The net result is a team of unusual cohesion, purpose and resiliency. "So many people worry about what they don't have," says Ozzie Smith, the clubhouse leader, "rather than what they do have. When Tudor and Pena and Herr went down, we focused on the weapons we had left."

These days, the scuttlebutt is that the Mets will, sooner or later, run St. Louis down on sheer talent. Herzog lets this impression rest in place. "We're struggling. Our pitching has to get better than it's been. They've got Mr. {Dwight} Gooden back and and we won't have John {Tudor} until August. We have to hold on until then."

The Mets, perhaps a little blithely, buy into this scenario. They won two of three head-to-head games in Shea Stadium this week. In one win, the scoreboard displayed a medley of "Three Stooges" comedy routines, put to a song called "The Curly Shuffle," just before the winning rally.

" 'The Curly Shuffle' might have played a big role tonight," said Mets Manager Davey Johnson, deadpan. "We haven't played {that video} all year and we haven't done very well. I don't know why they took it out {of the scoreboard routine}. That's probably been our problem."

Somewhere hidden in Johnson's joke is an assumption about the Cardinals: that they aren't terribly threatening. Just get that "Curly Shuffle" straightened out, then run 'em down.

A vote of league players would probably agree that the Cardinals, even in first place, are not the NL East's real front-runner at the moment. It's widely presumed that the St. Louis pitching just can't hold up in the midsummer heat and that its hitting already has peaked.

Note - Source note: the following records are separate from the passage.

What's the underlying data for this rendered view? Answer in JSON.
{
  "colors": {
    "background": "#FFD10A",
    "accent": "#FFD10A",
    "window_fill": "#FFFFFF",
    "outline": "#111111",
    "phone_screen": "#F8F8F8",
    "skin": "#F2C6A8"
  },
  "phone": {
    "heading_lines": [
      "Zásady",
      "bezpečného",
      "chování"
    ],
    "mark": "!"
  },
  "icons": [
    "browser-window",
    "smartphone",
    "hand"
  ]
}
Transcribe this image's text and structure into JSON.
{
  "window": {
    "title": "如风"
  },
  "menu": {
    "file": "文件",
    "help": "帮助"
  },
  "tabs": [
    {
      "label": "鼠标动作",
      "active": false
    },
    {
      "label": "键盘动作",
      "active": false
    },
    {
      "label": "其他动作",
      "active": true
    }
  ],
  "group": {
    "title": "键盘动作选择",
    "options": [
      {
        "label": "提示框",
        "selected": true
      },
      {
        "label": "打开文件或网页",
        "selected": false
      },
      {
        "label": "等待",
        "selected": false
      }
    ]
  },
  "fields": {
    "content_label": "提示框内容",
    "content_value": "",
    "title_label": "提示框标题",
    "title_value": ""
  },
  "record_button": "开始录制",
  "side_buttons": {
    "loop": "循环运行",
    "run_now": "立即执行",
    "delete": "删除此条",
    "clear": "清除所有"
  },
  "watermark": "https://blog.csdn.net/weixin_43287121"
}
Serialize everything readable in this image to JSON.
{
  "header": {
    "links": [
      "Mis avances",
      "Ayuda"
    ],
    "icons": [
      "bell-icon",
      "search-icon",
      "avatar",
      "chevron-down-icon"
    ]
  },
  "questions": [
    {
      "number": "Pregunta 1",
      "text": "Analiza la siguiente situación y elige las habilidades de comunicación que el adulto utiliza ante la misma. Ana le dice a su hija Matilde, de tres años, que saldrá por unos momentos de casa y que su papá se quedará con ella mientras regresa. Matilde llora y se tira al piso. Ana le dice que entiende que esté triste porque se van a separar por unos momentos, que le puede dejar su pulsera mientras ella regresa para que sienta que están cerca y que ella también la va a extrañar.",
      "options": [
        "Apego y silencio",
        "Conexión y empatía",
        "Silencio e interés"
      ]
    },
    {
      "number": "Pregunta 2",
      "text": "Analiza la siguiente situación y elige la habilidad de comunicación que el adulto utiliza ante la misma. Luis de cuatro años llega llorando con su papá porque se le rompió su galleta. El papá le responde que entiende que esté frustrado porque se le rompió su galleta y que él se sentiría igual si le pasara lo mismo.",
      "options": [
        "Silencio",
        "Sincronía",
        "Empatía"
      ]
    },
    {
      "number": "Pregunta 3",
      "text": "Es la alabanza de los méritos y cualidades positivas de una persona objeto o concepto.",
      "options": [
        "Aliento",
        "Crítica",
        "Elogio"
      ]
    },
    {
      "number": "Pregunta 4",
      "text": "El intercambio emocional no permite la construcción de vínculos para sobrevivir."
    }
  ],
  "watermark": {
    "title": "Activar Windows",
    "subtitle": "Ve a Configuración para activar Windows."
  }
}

Yes, that's what's expected of the Cardinals. However, the Mets, Expos, Cubs and other clubs should remember that if St. Louis fulfills other people's expectations of it, it'll sure enough be the first time.